An accessory crime is charged if an individual is alleged to have assisted, maintained or gave aid to an offender with the intent to assist the offender in avoiding detection, arrest, trial, punishment or to escape. If an offender committed a capital felony the accessory charge is a first degree felony. If an offender committed a first degree felony or a life felony, the accompanying accessory charge is a second degree felony. And in cases where the offender committed a second or third degree felony, the accompanying accessory offense can be a third degree felony or a first degree misdemeanor. This depends on the offense ranking of the second or third degree felony charged to the principal.
The first step is distinguishing a principal from one who is an accessory. The principal is the person actually responsible for any given crime. The accessory is usually an individual who did not directly participate in the commission of a crime. The accessory is rarely present during the commission of the actual crime. If two or more individuals are directly responsible for a crime they will all be charged as principals, and not as accessories. The basic litmus test used to decipher whether an individual is a principal or an accessory is whether the defendant independently contributed to the commission of the crime, rather than merely giving limited assistance and encouragement.

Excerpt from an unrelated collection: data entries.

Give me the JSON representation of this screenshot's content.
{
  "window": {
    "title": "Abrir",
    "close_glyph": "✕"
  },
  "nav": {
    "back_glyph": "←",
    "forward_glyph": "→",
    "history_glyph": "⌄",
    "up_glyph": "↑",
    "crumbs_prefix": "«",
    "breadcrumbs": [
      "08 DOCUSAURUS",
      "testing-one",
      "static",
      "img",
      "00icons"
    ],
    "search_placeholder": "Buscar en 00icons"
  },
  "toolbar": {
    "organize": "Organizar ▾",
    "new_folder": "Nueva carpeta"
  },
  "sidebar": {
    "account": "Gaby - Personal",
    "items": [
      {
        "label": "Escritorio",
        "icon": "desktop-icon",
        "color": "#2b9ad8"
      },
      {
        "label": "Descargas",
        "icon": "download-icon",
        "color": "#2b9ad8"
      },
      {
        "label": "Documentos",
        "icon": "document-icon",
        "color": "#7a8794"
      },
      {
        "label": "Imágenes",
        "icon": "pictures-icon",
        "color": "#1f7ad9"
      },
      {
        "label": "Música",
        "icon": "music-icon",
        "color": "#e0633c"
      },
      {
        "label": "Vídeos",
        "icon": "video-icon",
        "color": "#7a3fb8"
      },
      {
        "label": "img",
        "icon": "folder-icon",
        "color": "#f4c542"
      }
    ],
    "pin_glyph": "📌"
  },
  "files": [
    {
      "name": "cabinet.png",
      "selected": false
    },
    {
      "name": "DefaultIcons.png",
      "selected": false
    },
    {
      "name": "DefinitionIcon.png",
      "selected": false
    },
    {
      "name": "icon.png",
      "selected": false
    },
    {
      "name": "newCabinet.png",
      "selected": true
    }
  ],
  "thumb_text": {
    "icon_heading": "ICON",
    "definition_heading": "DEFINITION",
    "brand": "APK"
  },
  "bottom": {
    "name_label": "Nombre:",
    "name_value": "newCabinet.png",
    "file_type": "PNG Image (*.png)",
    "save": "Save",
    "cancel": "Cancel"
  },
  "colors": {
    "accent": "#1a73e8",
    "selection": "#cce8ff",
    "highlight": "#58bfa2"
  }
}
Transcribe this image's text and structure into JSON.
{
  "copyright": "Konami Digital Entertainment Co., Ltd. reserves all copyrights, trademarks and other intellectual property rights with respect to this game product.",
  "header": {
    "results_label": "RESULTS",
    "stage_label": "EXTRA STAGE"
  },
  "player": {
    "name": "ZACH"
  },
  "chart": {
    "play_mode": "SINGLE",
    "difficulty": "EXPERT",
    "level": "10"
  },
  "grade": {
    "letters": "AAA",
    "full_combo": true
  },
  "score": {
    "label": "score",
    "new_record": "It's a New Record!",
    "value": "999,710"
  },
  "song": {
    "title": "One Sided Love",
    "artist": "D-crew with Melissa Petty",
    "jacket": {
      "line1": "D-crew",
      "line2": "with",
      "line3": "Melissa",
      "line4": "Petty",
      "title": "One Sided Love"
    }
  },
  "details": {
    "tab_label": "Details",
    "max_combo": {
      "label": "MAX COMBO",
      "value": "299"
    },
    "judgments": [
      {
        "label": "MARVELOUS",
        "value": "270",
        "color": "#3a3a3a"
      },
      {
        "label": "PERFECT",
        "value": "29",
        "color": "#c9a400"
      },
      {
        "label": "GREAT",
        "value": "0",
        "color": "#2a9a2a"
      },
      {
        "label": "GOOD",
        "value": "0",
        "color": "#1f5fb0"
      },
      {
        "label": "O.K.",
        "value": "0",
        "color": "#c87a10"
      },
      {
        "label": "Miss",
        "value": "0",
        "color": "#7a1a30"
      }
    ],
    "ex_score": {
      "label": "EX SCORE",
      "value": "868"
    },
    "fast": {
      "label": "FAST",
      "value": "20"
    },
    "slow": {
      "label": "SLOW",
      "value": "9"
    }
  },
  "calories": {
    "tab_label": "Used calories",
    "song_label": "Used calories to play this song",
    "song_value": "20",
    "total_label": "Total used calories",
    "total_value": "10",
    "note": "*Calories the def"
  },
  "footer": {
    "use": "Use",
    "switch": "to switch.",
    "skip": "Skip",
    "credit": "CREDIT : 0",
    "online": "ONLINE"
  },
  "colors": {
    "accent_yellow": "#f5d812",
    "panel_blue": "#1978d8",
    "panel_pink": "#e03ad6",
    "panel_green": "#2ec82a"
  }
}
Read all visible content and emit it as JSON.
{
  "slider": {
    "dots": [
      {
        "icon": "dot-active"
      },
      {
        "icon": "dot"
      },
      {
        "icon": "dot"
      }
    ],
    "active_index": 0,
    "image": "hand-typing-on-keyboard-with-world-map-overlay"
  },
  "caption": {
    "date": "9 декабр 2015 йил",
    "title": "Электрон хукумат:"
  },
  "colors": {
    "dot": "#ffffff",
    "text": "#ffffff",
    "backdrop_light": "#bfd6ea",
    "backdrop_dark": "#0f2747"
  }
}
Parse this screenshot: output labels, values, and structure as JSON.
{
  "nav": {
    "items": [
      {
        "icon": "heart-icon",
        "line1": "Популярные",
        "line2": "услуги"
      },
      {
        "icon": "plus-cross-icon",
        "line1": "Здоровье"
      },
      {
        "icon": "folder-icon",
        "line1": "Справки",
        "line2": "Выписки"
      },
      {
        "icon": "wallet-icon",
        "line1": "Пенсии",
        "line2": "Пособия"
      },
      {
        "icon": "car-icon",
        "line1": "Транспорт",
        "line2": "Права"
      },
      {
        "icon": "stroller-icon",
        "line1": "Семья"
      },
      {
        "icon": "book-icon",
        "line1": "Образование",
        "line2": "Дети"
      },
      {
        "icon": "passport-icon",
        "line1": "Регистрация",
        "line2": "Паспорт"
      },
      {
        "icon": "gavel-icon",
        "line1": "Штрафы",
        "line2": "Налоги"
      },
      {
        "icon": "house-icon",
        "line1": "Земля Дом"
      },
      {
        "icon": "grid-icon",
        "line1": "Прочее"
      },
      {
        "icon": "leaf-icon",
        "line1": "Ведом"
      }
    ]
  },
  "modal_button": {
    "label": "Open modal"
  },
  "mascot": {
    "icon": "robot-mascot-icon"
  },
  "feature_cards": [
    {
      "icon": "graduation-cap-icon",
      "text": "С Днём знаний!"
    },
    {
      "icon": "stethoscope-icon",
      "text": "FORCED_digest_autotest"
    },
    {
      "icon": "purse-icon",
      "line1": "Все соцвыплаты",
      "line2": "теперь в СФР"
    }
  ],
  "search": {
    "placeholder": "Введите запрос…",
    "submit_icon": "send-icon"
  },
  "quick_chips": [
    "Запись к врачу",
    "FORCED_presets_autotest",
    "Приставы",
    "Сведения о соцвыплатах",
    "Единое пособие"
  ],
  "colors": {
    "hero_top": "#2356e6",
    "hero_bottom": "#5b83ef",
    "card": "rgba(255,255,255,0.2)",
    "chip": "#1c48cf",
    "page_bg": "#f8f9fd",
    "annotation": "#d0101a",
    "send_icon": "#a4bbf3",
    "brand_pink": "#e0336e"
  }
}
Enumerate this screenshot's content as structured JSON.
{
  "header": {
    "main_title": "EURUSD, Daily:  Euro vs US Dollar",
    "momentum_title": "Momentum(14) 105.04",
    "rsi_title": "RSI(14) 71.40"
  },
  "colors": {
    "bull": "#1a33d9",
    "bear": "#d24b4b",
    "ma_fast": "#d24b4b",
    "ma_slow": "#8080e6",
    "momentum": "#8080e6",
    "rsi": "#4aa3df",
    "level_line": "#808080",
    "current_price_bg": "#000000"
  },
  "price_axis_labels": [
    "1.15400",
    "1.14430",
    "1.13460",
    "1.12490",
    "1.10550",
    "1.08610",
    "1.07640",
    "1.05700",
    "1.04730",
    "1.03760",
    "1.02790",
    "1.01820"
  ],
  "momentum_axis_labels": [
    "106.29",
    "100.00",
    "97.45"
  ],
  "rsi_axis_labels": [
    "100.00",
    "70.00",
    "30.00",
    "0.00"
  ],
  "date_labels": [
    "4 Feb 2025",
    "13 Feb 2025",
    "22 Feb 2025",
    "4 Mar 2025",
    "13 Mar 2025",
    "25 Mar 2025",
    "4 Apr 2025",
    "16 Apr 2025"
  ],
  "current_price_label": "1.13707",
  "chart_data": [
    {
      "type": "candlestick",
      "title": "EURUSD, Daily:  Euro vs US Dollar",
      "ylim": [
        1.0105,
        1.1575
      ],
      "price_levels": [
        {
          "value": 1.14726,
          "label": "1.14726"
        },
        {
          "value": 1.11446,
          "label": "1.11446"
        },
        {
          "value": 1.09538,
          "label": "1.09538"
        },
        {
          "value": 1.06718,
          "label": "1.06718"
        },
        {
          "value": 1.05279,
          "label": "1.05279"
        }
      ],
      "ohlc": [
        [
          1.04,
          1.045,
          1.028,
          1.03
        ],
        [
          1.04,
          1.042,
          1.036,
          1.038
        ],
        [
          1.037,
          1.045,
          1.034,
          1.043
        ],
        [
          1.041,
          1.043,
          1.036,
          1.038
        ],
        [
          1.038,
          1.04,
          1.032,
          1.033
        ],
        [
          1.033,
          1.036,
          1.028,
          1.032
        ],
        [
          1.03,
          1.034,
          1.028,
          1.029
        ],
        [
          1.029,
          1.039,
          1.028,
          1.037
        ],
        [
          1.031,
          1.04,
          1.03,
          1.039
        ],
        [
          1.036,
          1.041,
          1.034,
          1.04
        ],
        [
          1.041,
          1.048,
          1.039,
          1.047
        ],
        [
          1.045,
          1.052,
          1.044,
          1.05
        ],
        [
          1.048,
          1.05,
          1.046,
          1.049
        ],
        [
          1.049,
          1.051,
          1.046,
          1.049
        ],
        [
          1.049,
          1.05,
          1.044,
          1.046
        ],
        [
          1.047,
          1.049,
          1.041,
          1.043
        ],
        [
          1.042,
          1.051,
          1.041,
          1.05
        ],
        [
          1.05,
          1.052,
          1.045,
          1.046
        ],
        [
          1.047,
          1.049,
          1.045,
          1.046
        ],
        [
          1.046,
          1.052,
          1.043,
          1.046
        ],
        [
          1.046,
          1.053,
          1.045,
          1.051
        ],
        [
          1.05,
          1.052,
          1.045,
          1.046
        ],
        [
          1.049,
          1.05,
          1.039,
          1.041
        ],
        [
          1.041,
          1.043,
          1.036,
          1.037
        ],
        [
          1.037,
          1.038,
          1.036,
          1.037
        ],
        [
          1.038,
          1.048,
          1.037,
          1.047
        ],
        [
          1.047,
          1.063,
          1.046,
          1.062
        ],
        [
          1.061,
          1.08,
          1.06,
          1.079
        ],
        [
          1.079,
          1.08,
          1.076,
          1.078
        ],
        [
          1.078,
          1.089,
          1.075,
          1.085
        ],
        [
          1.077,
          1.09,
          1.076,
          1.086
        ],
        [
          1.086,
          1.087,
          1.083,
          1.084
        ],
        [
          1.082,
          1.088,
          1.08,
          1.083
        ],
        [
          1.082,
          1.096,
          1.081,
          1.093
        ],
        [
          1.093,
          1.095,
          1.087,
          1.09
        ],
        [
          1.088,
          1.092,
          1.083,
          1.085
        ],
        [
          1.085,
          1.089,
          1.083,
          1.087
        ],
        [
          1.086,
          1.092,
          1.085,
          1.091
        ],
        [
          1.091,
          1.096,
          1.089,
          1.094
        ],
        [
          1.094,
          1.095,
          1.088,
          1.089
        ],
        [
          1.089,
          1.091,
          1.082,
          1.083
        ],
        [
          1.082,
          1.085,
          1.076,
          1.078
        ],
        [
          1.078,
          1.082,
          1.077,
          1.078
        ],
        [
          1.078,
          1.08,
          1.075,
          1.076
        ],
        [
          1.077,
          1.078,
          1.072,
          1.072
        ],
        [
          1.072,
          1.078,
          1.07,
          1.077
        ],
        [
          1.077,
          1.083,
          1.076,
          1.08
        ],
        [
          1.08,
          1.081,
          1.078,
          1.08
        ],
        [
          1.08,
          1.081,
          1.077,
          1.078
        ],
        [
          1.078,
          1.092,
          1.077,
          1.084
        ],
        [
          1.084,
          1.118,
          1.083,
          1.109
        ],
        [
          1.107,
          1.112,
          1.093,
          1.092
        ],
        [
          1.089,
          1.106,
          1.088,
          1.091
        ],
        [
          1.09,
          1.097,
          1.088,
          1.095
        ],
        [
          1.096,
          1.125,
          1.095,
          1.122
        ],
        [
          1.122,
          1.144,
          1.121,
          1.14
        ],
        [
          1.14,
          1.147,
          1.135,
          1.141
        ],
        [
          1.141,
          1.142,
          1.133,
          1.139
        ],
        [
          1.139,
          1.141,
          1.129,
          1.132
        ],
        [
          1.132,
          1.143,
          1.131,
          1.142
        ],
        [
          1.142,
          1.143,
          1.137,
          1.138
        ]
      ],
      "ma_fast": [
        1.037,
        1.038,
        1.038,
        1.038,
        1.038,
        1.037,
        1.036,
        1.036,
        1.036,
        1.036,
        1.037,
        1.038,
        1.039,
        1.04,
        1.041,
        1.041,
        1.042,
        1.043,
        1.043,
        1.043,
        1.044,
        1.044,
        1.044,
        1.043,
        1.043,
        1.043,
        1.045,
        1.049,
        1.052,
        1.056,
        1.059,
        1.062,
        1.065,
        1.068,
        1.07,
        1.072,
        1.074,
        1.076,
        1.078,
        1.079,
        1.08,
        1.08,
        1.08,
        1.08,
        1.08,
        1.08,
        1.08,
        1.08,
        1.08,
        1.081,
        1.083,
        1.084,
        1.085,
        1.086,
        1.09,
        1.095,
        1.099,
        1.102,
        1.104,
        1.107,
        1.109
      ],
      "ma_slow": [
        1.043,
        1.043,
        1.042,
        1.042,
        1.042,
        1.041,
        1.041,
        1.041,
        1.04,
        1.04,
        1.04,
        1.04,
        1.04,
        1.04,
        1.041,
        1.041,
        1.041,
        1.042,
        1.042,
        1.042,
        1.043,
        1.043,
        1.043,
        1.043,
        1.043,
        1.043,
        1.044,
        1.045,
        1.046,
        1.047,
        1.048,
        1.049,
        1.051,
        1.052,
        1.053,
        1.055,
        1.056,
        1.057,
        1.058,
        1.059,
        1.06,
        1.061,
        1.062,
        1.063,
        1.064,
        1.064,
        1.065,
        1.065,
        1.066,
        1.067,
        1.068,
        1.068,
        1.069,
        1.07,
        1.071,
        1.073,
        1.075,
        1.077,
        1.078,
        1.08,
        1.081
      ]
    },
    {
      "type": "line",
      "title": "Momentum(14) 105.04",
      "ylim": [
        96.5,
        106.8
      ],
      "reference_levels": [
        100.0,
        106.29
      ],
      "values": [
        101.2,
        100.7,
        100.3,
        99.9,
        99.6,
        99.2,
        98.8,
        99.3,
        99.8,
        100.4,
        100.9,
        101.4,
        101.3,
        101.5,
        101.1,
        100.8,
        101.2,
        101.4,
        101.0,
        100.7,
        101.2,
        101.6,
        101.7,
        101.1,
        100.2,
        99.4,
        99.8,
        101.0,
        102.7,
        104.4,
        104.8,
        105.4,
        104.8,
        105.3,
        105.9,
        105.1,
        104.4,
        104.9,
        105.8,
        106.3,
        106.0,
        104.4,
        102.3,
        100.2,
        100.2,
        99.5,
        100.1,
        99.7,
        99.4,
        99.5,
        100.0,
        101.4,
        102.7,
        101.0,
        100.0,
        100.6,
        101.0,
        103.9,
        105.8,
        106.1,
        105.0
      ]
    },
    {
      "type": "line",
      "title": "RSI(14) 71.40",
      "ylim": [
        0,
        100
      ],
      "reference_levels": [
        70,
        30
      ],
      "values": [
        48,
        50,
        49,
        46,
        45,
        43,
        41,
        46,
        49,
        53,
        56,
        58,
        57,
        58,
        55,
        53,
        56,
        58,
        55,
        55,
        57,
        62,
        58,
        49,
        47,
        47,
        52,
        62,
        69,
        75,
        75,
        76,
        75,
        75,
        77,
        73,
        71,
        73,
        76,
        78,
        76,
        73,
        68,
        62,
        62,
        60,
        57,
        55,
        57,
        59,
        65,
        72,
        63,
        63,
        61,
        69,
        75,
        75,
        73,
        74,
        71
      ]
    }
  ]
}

There are usually three elements to most aiding and abetting charges. They are that another person committed a crime. Second, that the individual being charged as an accessory had knowledge of the crime or the principal’s intent to commit the crime. And third, that the individual charged as an accessory provided some form of assistance to the principal.